Cell. 2010 Jun 25;141(7):1135-45. doi: 10.1016/j.cell.2010.05.009.


It is unclear why disease occurs in only a small proportion of persons carrying common risk alleles of disease susceptibility genes. Here we demonstrate that an interaction between a specific virus infection and a mutation in the Crohn's disease susceptibility gene Atg16L1 induces intestinal pathologies in mice. This virus-plus-susceptibility gene interaction generated abnormalities in granule packaging and unique patterns of gene expression in Paneth cells. Further, the response to injury induced by the toxic substance dextran sodium sulfate was fundamentally altered to include pathologies resembling aspects of Crohn's disease. These pathologies triggered by virus-plus-susceptibility gene interaction were dependent on TNFalpha and IFNgamma and were prevented by treatment with broad spectrum antibiotics. Thus, we provide a specific example of how a virus-plus-susceptibility gene interaction can, in combination with additional environmental factors and commensal bacteria, determine the phenotype of hosts carrying common risk alleles for inflammatory disease.

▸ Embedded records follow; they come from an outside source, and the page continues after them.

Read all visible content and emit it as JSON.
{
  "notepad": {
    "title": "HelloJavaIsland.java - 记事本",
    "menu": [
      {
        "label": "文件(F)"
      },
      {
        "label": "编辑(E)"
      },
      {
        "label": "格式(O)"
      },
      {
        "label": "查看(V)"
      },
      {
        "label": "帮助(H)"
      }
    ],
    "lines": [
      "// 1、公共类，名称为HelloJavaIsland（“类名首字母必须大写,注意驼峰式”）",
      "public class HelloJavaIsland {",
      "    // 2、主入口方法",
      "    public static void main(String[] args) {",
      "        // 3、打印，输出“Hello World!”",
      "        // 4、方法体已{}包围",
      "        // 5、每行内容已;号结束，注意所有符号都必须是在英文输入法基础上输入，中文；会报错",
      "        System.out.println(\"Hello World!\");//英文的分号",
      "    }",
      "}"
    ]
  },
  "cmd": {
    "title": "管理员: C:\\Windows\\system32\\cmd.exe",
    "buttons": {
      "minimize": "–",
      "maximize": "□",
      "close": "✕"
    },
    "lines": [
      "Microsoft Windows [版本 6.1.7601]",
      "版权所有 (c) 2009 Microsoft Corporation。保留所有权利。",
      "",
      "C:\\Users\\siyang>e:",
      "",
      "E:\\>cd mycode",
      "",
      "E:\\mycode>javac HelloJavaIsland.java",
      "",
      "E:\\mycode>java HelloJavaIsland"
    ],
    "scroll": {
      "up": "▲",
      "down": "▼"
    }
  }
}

Publication types

  • Research Support, N.I.H., Extramural
  • Research Support, Non-U.S. Gov't

MeSH terms

  • Animals
  • Autophagy-Related Proteins
  • Carrier Proteins / genetics*
  • Crohn Disease / genetics*
  • Crohn Disease / pathology
  • Crohn Disease / virology*
  • Gene Expression Profiling
  • Genetic Predisposition to Disease*
  • Humans
  • Ileum / pathology*
  • Interferon-gamma / metabolism
  • Mice
  • Norovirus*
  • Paneth Cells / metabolism
  • Paneth Cells / virology
  • Tumor Necrosis Factor-alpha / metabolism


  • Atg16l1 protein, mouse
  • Autophagy-Related Proteins
  • Carrier Proteins
  • Tumor Necrosis Factor-alpha
  • Interferon-gamma

Grant support